Exercise details: Your task is to copy the listing exactly. Drop any pictures from the copy.
────────────────────
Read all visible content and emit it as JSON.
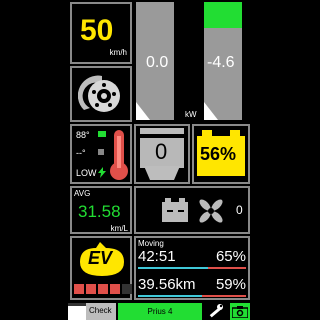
{
  "colors": {
    "accent_yellow": "#ffe600",
    "accent_green": "#22dd33",
    "bar_gray": "#9a9a9a",
    "border_gray": "#8a8a8a",
    "track_red": "#e0504a",
    "track_cyan": "#40c8d8"
  },
  "speed": {
    "value": "50",
    "unit": "km/h"
  },
  "power": {
    "left_value": "0.0",
    "right_value": "-4.6",
    "unit": "kW",
    "right_green_level": 0.22
  },
  "temperature": {
    "top_value": "88°",
    "mid_value": "--°",
    "low_label": "LOW"
  },
  "engine": {
    "value": "0"
  },
  "battery": {
    "percent": "56%"
  },
  "average": {
    "label": "AVG",
    "value": "31.58",
    "unit": "km/L"
  },
  "auxiliary": {
    "fan_value": "0"
  },
  "ev": {
    "badge": "EV",
    "segments": 5,
    "segments_green": 4
  },
  "moving": {
    "label": "Moving",
    "time": "42:51",
    "time_percent": "65%",
    "time_fraction": 0.65,
    "distance": "39.56km",
    "distance_percent": "59%",
    "distance_fraction": 0.59
  },
  "bottom_bar": {
    "check_label": "Check",
    "vehicle_label": "Prius 4"
  },
  "icons": [
    "brake-disc-icon",
    "thermometer-icon",
    "bolt-icon",
    "engine-icon",
    "battery-icon",
    "fan-icon",
    "wrench-icon",
    "camera-icon"
  ]
}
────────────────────
Written solution:
Read all visible content and emit it as JSON.
{
  "colors": {
    "accent_yellow": "#ffe600",
    "accent_green": "#22dd33",
    "bar_gray": "#9a9a9a",
    "border_gray": "#8a8a8a",
    "track_red": "#e0504a",
    "track_cyan": "#40c8d8"
  },
  "speed": {
    "value": "50",
    "unit": "km/h"
  },
  "power": {
    "left_value": "0.0",
    "right_value": "-4.6",
    "unit": "kW",
    "right_green_level": 0.22
  },
  "temperature": {
    "top_value": "88°",
    "mid_value": "--°",
    "low_label": "LOW"
  },
  "engine": {
    "value": "0"
  },
  "battery": {
    "percent": "56%"
  },
  "average": {
    "label": "AVG",
    "value": "31.58",
    "unit": "km/L"
  },
  "auxiliary": {
    "fan_value": "0"
  },
  "ev": {
    "badge": "EV",
    "segments": 5,
    "segments_green": 4
  },
  "moving": {
    "label": "Moving",
    "time": "42:51",
    "time_percent": "65%",
    "time_fraction": 0.65,
    "distance": "39.56km",
    "distance_percent": "59%",
    "distance_fraction": 0.59
  },
  "bottom_bar": {
    "check_label": "Check",
    "vehicle_label": "Prius 4"
  },
  "icons": [
    "brake-disc-icon",
    "thermometer-icon",
    "bolt-icon",
    "engine-icon",
    "battery-icon",
    "fan-icon",
    "wrench-icon",
    "camera-icon"
  ]
}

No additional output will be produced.